Whenever a line in the listing below holds the string "which", include it in the count. Say how many such lines there are and nothing more.

(Beginning of RECORDS FOR THE TASK)

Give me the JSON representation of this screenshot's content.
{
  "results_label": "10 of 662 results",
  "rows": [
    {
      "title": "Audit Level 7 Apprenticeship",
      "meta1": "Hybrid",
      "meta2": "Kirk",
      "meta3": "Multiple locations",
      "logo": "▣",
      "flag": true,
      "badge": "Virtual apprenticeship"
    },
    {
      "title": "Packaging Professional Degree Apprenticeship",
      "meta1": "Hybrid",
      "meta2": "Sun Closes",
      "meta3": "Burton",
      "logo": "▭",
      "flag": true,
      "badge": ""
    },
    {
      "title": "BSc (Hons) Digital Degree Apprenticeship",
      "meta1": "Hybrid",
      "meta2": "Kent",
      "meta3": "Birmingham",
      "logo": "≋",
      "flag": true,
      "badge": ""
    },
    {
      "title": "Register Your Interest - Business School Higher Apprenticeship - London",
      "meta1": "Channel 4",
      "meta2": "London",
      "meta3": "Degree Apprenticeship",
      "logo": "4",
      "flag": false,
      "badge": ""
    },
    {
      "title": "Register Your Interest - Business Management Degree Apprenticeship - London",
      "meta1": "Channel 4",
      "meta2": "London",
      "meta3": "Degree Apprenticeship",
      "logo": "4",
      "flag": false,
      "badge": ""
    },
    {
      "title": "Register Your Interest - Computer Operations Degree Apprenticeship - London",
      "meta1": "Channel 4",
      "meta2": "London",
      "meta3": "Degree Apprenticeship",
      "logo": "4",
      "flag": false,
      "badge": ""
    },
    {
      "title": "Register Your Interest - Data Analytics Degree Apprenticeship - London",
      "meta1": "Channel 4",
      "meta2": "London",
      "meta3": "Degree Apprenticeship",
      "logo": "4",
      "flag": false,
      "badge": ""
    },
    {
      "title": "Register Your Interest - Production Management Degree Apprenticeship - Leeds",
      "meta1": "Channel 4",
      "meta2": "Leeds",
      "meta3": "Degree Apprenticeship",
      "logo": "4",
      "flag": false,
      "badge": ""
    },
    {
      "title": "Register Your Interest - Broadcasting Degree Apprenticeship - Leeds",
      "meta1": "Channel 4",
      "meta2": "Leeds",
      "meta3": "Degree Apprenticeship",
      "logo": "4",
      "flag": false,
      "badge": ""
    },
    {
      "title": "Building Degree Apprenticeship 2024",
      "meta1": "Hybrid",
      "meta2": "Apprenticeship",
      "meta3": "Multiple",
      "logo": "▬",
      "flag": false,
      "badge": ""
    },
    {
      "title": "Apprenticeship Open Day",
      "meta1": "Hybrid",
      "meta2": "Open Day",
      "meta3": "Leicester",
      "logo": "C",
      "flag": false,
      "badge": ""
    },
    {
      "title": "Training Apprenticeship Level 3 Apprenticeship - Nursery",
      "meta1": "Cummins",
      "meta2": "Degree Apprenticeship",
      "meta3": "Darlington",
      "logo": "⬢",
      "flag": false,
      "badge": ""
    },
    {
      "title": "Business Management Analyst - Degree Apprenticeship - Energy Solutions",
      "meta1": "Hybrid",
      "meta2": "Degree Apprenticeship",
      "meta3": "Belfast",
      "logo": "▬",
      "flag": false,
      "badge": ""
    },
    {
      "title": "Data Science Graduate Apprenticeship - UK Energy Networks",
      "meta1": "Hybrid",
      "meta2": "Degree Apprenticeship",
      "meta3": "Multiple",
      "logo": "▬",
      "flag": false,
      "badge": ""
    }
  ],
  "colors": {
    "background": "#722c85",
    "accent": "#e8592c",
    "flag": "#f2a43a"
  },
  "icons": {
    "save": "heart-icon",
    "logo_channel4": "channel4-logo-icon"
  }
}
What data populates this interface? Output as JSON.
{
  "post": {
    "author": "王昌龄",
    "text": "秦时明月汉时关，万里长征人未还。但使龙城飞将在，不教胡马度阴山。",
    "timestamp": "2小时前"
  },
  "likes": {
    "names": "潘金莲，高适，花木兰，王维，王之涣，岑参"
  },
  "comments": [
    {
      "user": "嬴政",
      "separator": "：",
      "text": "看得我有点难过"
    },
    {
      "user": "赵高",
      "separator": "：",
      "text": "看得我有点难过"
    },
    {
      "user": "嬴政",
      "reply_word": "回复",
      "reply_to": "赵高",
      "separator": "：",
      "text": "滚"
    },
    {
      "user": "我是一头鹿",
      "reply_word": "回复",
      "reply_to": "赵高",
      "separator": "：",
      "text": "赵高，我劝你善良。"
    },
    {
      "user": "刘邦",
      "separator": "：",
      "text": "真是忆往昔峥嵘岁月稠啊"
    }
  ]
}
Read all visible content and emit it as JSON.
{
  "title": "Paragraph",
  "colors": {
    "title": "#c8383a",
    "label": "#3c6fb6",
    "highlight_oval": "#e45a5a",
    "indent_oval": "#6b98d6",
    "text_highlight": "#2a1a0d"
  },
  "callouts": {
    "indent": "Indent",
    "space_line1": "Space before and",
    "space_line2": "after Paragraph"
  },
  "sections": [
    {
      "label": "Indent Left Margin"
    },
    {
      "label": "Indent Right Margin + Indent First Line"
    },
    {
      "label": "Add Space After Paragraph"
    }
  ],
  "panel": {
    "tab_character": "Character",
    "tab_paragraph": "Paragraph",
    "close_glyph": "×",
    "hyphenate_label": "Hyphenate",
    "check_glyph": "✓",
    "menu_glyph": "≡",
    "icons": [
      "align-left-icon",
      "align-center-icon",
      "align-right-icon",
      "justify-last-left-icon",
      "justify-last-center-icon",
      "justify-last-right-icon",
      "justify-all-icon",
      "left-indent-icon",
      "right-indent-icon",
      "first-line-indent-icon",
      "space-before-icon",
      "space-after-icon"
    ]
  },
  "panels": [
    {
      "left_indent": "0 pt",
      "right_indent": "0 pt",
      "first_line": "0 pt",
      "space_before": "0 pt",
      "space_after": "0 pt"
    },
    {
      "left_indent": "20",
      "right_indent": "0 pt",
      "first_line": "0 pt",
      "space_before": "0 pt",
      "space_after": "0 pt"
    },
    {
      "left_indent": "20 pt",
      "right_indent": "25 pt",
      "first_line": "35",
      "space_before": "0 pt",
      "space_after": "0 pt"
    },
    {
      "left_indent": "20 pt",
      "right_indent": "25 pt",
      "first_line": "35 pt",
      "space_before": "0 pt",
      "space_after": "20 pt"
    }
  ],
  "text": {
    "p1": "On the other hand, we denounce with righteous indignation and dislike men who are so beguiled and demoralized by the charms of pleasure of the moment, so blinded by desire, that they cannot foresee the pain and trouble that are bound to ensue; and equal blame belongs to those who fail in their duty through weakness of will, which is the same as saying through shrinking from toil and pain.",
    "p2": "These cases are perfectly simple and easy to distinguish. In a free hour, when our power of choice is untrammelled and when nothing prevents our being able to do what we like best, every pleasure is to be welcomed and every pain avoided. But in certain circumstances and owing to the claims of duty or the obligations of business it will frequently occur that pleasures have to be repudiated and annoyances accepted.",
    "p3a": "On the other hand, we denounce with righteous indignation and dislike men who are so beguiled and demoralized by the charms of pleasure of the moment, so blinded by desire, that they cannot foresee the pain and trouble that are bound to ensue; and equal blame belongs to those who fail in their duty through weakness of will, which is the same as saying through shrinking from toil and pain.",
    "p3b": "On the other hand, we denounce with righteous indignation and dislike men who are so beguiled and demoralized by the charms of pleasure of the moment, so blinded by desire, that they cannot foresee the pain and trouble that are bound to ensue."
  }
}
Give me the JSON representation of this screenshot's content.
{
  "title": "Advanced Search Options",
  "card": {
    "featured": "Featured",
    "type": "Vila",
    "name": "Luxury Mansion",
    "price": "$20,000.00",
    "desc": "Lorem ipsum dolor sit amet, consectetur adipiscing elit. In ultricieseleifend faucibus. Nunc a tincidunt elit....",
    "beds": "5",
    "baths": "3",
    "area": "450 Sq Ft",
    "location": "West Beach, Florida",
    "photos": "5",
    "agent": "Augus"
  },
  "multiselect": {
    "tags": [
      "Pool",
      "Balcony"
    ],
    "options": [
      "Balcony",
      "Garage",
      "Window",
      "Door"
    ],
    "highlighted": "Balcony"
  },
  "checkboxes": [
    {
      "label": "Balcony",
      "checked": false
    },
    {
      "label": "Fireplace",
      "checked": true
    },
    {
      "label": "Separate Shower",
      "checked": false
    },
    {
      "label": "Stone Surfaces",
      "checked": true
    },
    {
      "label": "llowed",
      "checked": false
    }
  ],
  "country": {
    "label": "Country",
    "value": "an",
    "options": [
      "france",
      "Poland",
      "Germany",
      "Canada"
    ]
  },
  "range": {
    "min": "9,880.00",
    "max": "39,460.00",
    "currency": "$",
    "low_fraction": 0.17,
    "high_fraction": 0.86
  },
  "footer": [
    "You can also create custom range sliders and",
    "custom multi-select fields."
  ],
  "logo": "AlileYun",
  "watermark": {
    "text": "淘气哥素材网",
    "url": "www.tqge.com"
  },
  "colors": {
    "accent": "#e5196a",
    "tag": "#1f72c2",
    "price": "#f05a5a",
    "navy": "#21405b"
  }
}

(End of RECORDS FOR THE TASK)

* **COMPLETED TASK**
2